The LCD-based menus are bright and logically organized. Indexed by color, recording options have a red background, playback options have a blue background, and setup options have a green background. It's a simple distinction that's surprisingly helpful. The small four-way controller button on the back is sometimes difficult to operate unless your thumb is aligned parallel or perpendicular to the camera.
This camera has two memory-card slots: an SD/MMC slot and a Memory Stick Pro slot. You can select which card has priority and move or copy images between cards. A 16MB SD card is included.
The 3X zoom lens has a fairly narrow-angle focal-length range of 39mm to 117mm (35mm-camera equivalent). Even if you're a casual photographer, you'll appreciate the choice of spot or center-weighted metering for automatic exposures. As you become more experienced, you can tap into the exposure compensation, focus, flash, ISO, white balance, sharpness, saturation, contrast, monochrome, and macro settings, which allow a wide range of creative options. You can save some of the settings to two recallable memory groups. By lowering the intensity of the built-in flash, we avoided the deer-caught-in-the-headlights effect common in candid portraits.
Where it counts, the G600's performance is merely fair: typical shutter lag was high at 0.9 second, though low-contrast lag was a relatively respectable 1.1 seconds. Holding down the shutter release snapped high-resolution images as fast as every 1.4 seconds. We found that the zoom lens operated smoothly and accurately, taking roughly a second to travel from one extreme to the other. The zoom is moderately loud, but the autofocus engages fairly quickly.
The optical viewfinder is small, so we avoided it whenever possible. Because it provides a limited view (roughly 85 percent) of what the lens takes in, you'll need to use the LCD for critical compositions. Fortunately, the 118,000-pixel screen, though relatively small, is easy on the eyes, even in bright sunlight. The sharp display provides true-to-life colors and has an excellent contrast range.

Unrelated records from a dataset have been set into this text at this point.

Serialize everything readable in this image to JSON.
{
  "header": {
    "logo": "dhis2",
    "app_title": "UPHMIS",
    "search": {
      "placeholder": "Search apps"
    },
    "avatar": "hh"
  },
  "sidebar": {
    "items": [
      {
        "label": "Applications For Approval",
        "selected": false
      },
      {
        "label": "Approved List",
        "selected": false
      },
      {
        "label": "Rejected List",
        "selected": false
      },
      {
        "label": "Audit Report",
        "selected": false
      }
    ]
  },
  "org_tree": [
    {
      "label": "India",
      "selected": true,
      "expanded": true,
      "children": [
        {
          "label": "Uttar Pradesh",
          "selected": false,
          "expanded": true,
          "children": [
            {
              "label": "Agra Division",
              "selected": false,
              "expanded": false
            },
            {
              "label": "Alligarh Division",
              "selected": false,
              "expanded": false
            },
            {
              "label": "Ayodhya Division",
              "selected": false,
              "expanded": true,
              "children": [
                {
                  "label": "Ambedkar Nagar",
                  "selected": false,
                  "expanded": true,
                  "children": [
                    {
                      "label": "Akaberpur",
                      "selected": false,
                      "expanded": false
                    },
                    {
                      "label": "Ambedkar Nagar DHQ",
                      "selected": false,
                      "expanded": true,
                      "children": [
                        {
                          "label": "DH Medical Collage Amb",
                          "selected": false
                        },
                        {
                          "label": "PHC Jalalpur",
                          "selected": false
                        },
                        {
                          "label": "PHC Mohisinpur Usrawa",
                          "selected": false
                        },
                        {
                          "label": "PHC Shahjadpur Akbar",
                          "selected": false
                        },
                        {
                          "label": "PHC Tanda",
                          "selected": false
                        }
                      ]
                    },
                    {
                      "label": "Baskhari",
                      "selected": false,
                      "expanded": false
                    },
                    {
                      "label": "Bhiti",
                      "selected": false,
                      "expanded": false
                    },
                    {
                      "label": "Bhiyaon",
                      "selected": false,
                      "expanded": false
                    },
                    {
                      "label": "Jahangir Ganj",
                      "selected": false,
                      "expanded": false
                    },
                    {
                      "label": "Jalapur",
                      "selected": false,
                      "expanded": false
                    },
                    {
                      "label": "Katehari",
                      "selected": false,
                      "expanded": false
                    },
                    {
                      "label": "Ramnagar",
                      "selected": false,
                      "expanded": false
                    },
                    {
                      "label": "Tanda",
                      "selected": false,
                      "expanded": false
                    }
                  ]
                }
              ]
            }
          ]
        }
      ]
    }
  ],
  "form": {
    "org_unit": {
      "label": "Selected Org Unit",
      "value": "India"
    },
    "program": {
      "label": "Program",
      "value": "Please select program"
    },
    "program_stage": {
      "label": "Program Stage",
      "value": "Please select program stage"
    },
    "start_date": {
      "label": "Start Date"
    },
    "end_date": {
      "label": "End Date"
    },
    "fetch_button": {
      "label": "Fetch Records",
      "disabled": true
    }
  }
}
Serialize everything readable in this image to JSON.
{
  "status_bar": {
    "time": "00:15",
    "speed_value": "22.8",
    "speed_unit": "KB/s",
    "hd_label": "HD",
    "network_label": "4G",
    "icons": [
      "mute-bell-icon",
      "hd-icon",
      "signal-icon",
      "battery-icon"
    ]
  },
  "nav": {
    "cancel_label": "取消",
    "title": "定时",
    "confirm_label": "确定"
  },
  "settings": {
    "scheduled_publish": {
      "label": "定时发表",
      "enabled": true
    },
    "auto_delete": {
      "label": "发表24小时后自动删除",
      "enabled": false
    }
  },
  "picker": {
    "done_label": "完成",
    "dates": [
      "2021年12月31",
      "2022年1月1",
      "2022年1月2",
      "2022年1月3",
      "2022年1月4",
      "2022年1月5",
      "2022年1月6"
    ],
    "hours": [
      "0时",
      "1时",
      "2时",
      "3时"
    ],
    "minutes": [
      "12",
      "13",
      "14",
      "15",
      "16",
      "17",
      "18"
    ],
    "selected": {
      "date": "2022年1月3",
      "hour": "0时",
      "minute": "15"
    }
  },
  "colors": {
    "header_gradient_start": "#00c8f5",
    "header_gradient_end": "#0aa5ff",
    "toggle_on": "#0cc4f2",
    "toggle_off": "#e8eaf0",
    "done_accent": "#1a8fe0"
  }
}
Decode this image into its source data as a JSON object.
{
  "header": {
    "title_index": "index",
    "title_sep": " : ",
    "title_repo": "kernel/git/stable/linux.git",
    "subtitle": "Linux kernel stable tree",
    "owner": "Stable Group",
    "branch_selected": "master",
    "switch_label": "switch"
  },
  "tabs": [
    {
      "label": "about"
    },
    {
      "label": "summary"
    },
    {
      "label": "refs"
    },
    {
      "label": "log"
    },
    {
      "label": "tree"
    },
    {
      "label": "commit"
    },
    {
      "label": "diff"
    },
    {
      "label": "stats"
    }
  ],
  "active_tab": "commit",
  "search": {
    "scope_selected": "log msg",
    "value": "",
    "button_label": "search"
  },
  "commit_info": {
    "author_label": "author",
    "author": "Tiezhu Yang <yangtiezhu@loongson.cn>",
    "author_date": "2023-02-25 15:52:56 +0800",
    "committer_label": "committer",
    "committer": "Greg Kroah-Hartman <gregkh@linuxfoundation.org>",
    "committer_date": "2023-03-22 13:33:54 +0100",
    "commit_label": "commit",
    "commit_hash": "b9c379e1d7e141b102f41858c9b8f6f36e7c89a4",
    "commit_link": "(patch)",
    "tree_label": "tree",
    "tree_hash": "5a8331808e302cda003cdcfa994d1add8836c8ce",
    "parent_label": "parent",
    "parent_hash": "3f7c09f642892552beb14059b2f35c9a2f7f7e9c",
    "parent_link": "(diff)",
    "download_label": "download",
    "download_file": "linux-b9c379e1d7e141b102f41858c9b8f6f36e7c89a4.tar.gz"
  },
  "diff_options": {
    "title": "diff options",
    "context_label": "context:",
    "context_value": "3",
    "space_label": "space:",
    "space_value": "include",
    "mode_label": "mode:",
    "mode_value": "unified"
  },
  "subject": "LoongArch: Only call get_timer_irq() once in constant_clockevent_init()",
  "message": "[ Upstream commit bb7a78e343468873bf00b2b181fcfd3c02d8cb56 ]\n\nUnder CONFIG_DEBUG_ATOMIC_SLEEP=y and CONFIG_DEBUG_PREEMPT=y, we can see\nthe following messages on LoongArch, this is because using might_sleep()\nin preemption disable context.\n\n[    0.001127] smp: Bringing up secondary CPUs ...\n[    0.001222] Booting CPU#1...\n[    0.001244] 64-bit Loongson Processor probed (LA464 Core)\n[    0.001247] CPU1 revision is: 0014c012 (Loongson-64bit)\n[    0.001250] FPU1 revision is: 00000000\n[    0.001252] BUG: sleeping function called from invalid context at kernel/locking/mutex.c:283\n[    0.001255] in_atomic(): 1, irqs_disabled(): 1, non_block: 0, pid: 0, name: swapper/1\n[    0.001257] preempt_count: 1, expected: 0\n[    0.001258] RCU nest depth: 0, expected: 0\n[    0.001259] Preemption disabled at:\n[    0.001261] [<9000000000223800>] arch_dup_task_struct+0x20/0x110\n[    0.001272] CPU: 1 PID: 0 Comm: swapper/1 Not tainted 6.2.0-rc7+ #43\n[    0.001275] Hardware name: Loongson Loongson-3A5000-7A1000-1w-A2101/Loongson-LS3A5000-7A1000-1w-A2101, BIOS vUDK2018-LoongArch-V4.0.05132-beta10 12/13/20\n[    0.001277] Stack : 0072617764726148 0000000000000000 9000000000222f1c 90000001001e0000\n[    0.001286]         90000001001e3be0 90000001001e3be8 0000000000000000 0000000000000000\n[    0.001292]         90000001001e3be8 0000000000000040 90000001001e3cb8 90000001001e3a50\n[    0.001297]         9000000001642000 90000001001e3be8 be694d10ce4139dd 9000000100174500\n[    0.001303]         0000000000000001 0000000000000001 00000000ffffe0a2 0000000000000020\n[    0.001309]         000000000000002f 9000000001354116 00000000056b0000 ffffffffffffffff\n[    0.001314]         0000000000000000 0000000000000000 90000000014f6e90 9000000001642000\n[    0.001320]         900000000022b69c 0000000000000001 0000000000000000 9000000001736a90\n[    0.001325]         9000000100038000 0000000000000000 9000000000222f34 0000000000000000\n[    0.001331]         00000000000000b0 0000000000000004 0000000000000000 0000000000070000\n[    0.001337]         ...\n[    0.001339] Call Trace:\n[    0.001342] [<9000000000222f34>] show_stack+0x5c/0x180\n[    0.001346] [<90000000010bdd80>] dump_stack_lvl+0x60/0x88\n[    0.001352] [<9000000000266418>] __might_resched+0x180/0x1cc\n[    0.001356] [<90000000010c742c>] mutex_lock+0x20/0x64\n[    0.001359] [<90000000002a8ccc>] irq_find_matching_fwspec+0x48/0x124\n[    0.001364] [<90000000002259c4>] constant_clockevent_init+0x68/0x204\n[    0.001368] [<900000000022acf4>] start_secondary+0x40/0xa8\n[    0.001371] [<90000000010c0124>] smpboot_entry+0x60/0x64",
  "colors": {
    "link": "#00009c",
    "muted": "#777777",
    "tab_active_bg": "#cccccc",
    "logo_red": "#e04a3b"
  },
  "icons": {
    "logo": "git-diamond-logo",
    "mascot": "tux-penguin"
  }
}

Overall, we found the colors in the G600's photos to be accurate, though a little oversaturated. The contrast range, especially on darker photos, was very good. We experienced some loss of detail on the bright end of the contrast range, with the light shades blending together. In images with extreme contrast (such as tree branches against the sky), blue fringing occasionally appeared along the edges of highest contrast. These problems were visible only on close inspection and would probably go unnoticed by casual photographers. Except for a tendency for the brightest colors to blow out the detail, the color and the contrast were excellent for a point-and-shoot camera.
Exposure levels tended to be right on the mark, both with the spot and center-weighted settings. The focus was generally sharp, except occasionally in low-light situations when it was unable to lock. Our flash photos were sometimes washed out, which is a common problem with inexpensive digital cameras. We had better luck when we lowered the intensity of the flash, allowing it to function more as a fill flash.
We were very impressed with how little noise appeared in low-light photos. On the other hand, we saw slightly higher levels of noise than expected in some well-lit shots where the camera hadn't implemented the low-noise algorithm. For example, outdoor photos of a dog showed black fur with random red and blue specks. The excessive noise tended to make the images appear less sharp and detailed. You wouldn't notice the noise unless you heavily cropped the image--though being able crop an image and still have a quality photo is one of the key advantages of a high-resolution camera.
With its armorlike case, its superior low-light exposures, and its above-average image quality, the pocket-size Dimage G600 is a good pick for both novices and photo buffs.
|Shutter lag (typical)||Time to first shot||Typical shot-to-shot time|